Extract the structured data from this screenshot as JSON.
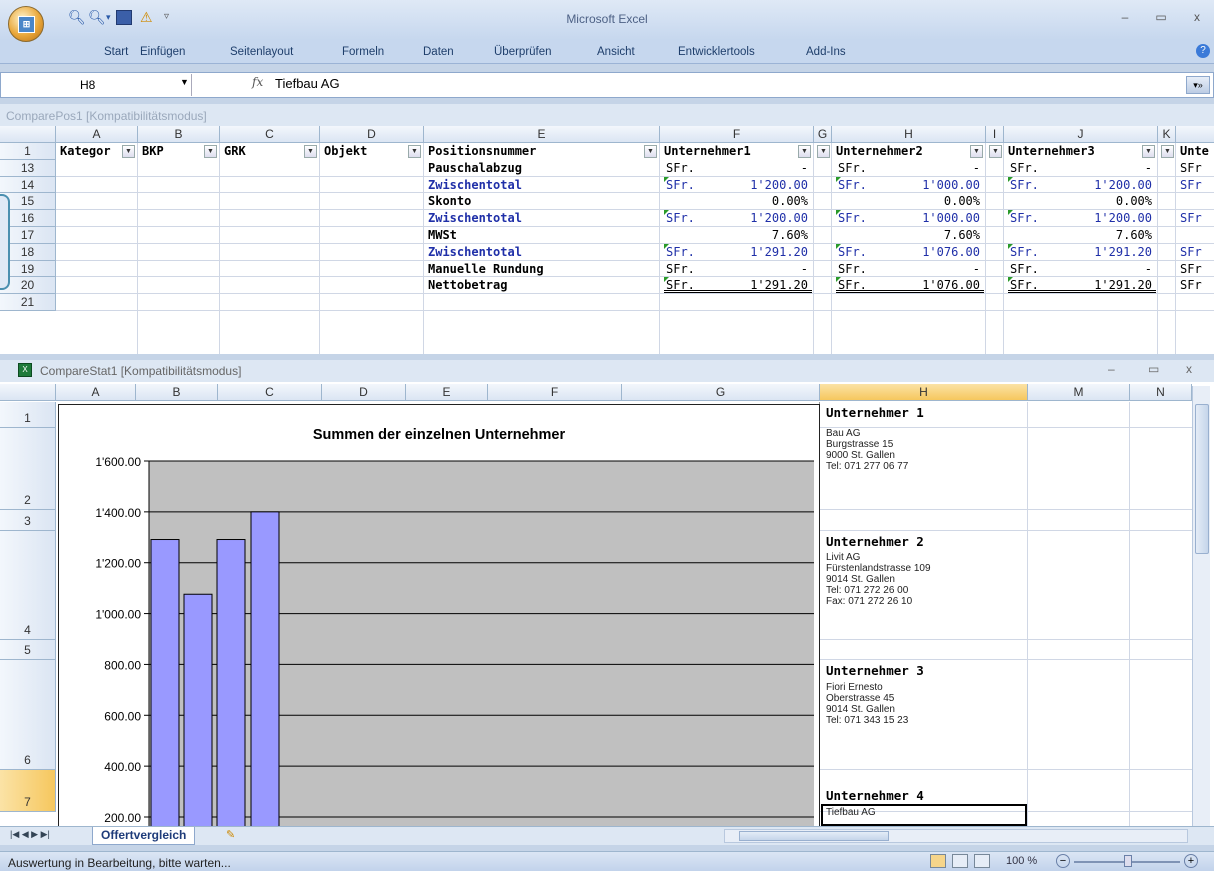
{
  "app": {
    "title": "Microsoft Excel"
  },
  "ribbon_tabs": [
    "Start",
    "Einfügen",
    "Seitenlayout",
    "Formeln",
    "Daten",
    "Überprüfen",
    "Ansicht",
    "Entwicklertools",
    "Add-Ins"
  ],
  "formula_bar": {
    "name_box": "H8",
    "fx": "fx",
    "value": "Tiefbau AG"
  },
  "window1": {
    "title": "ComparePos1  [Kompatibilitätsmodus]",
    "columns": [
      "A",
      "B",
      "C",
      "D",
      "E",
      "F",
      "G",
      "H",
      "I",
      "J",
      "K"
    ],
    "header_row": {
      "row": "1",
      "A": "Kategor",
      "B": "BKP",
      "C": "GRK",
      "D": "Objekt",
      "E": "Positionsnummer",
      "F": "Unternehmer1",
      "H": "Unternehmer2",
      "J": "Unternehmer3",
      "L": "Unte"
    },
    "rows": [
      {
        "num": "13",
        "label": "Pauschalabzug",
        "blue": false,
        "u1c": "SFr.",
        "u1": "-",
        "u2c": "SFr.",
        "u2": "-",
        "u3c": "SFr.",
        "u3": "-",
        "u4c": "SFr"
      },
      {
        "num": "14",
        "label": "Zwischentotal",
        "blue": true,
        "u1c": "SFr.",
        "u1": "1'200.00",
        "u2c": "SFr.",
        "u2": "1'000.00",
        "u3c": "SFr.",
        "u3": "1'200.00",
        "u4c": "SFr"
      },
      {
        "num": "15",
        "label": "Skonto",
        "blue": false,
        "u1c": "",
        "u1": "0.00%",
        "u2c": "",
        "u2": "0.00%",
        "u3c": "",
        "u3": "0.00%",
        "u4c": ""
      },
      {
        "num": "16",
        "label": "Zwischentotal",
        "blue": true,
        "u1c": "SFr.",
        "u1": "1'200.00",
        "u2c": "SFr.",
        "u2": "1'000.00",
        "u3c": "SFr.",
        "u3": "1'200.00",
        "u4c": "SFr"
      },
      {
        "num": "17",
        "label": "MWSt",
        "blue": false,
        "u1c": "",
        "u1": "7.60%",
        "u2c": "",
        "u2": "7.60%",
        "u3c": "",
        "u3": "7.60%",
        "u4c": ""
      },
      {
        "num": "18",
        "label": "Zwischentotal",
        "blue": true,
        "u1c": "SFr.",
        "u1": "1'291.20",
        "u2c": "SFr.",
        "u2": "1'076.00",
        "u3c": "SFr.",
        "u3": "1'291.20",
        "u4c": "SFr"
      },
      {
        "num": "19",
        "label": "Manuelle Rundung",
        "blue": false,
        "u1c": "SFr.",
        "u1": "-",
        "u2c": "SFr.",
        "u2": "-",
        "u3c": "SFr.",
        "u3": "-",
        "u4c": "SFr"
      },
      {
        "num": "20",
        "label": "Nettobetrag",
        "blue": false,
        "u1c": "SFr.",
        "u1": "1'291.20",
        "u2c": "SFr.",
        "u2": "1'076.00",
        "u3c": "SFr.",
        "u3": "1'291.20",
        "u4c": "SFr"
      },
      {
        "num": "21",
        "label": "",
        "blue": false,
        "u1c": "",
        "u1": "",
        "u2c": "",
        "u2": "",
        "u3c": "",
        "u3": "",
        "u4c": ""
      }
    ]
  },
  "window2": {
    "title": "CompareStat1  [Kompatibilitätsmodus]",
    "columns": [
      "A",
      "B",
      "C",
      "D",
      "E",
      "F",
      "G",
      "H",
      "M",
      "N"
    ],
    "row_numbers": [
      "1",
      "2",
      "3",
      "4",
      "5",
      "6",
      "7"
    ],
    "contractors": [
      {
        "heading": "Unternehmer 1",
        "lines": [
          "Bau AG",
          "Burgstrasse 15",
          "9000 St. Gallen",
          "Tel: 071 277 06 77"
        ]
      },
      {
        "heading": "Unternehmer 2",
        "lines": [
          "Livit AG",
          "Fürstenlandstrasse 109",
          "9014 St. Gallen",
          "Tel: 071 272 26 00",
          "Fax: 071 272 26 10"
        ]
      },
      {
        "heading": "Unternehmer 3",
        "lines": [
          "Fiori Ernesto",
          "Oberstrasse 45",
          "9014 St. Gallen",
          "Tel: 071 343 15 23"
        ]
      },
      {
        "heading": "Unternehmer 4",
        "lines": [
          "Tiefbau AG"
        ]
      }
    ]
  },
  "chart_data": {
    "type": "bar",
    "title": "Summen der einzelnen Unternehmer",
    "categories": [
      "",
      "",
      "",
      ""
    ],
    "values": [
      1291.2,
      1076.0,
      1291.2,
      1400.0
    ],
    "ylim": [
      200,
      1600
    ],
    "y_ticks": [
      "1'600.00",
      "1'400.00",
      "1'200.00",
      "1'000.00",
      "800.00",
      "600.00",
      "400.00",
      "200.00"
    ],
    "bar_color": "#9999ff",
    "plot_bg": "#c0c0c0",
    "grid": true
  },
  "sheet_tab": "Offertvergleich",
  "status": {
    "text": "Auswertung in Bearbeitung, bitte warten...",
    "zoom": "100 %"
  }
}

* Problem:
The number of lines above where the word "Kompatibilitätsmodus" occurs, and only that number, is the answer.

* Answer to this problem:
2